purplesyringa: "Do A. This lets us do B" reads better than "Let's do B. For that, do A first". The former requires the person to focus on A, then B. The latter makes them focus on B, then A, then think about how A helps with B. That's one more step than necessary. Saying "To do A, do B" is permissible when B is very simple and doesn't require any thinking, but not in the case of the edge validity check, when you introduce SCCs for the first time. To fix this, I made SCC computation a separate step and immediately showed how to disable some edges with it, so that the reader no longer has to think about SCC by the time they reach the 4th step.

purplesyringa: Finally, I removed the section on complementary slackness. It's interesting, but what's the target audience? Learning LP from this post alone is impossible, teaching duality to newcomers is hopeless, people who know a thing or two about LP will check Wikipedia or another source instead of using your lists/tables, and experts are probably already familiar with the result. I don't think it's totally useless, but I know I can't improve it, so I just inserted the reference to the LP proof next to my simpler proof.

-is-this-fft-: It's the final section of the blog. I want to show that "this is not the end of the story, this is a specific case of a larger phenomenon". "Max flow = min cut" is a specific case of strong duality, working with residual graphs is a specific case of complementary slackness.

Who is the target audience? Yes, it's people who don't know LP or know a thing or two. But also people who know LP in principle, but don't have a strong intuition on complementary slackness and need to see an example. Learning LP from this is not really intended -- the purpose of this is to show that it exists. Maybe give people inspiration to learn LP.

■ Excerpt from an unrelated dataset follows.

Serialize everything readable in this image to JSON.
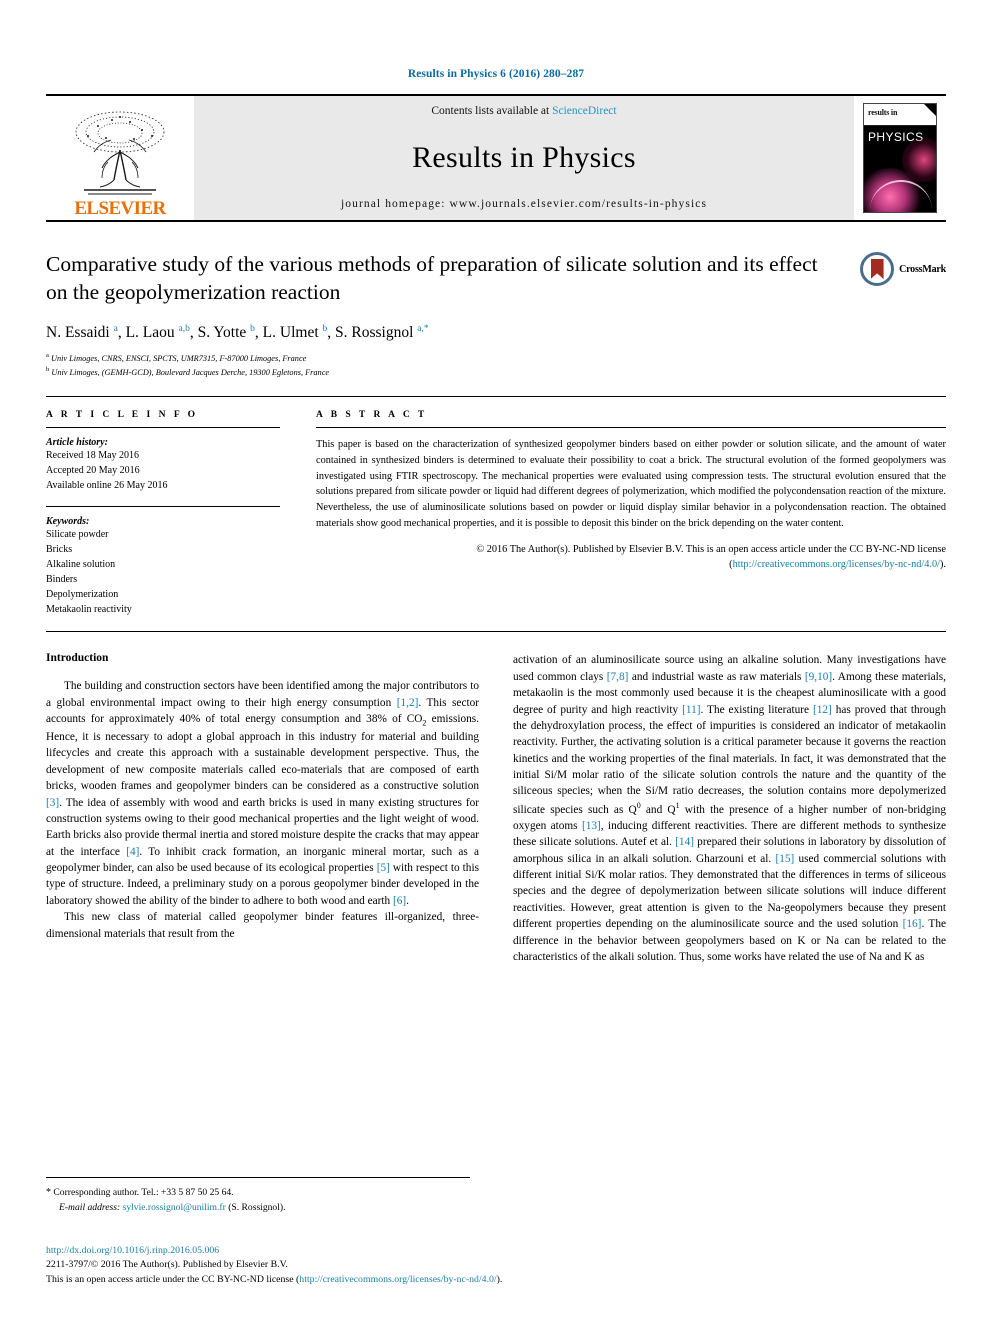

I guess I went overboard with it and added more than necessary "for completeness". You can see how it happened: "I need to show that this fact is exactly complementary slackness" -> "Ok, then I need to agree on an LP formalization of maximum flow and minimum cut" -> "And probably show that they are duals" -> "Ok, now I need to put the proof of duality under a spoiler and probably reference the rules for dualizing an LP". You can see how it snowballs like that.

purplesyringa: I admit I didn't consider this, huh. Personally, I did find some inspiration to learn some LP theory from your post. Thank you for that!

I find it acceptable to add more difficult content to the very end. There's just one thing you need to track. People often check the length of the post before reading it, and the longer the post, the less likely they are to interact with it, even if the second half wasn't really expected to be read. I think a somewhat shorter description would do wonders.

Auto comment: topic has been updated by purplesyringa (previous revision, new revision, compare).Being a blue and looking from the outside, I can agree that the shorter blog is definitely more appealing. However, I like the fact the original blog has pictures (or illustrations?), which I personally find more attractive in theoretical blogs. Nice blog in all!

You're right, pictures would work well here. Sadly I didn't have time to recreate them and I think the pictures in the original post would be confusing with all the notation changes. :(

I think you mean all minimum cuts must share

anedge?That's a typo. Thanks for noticing!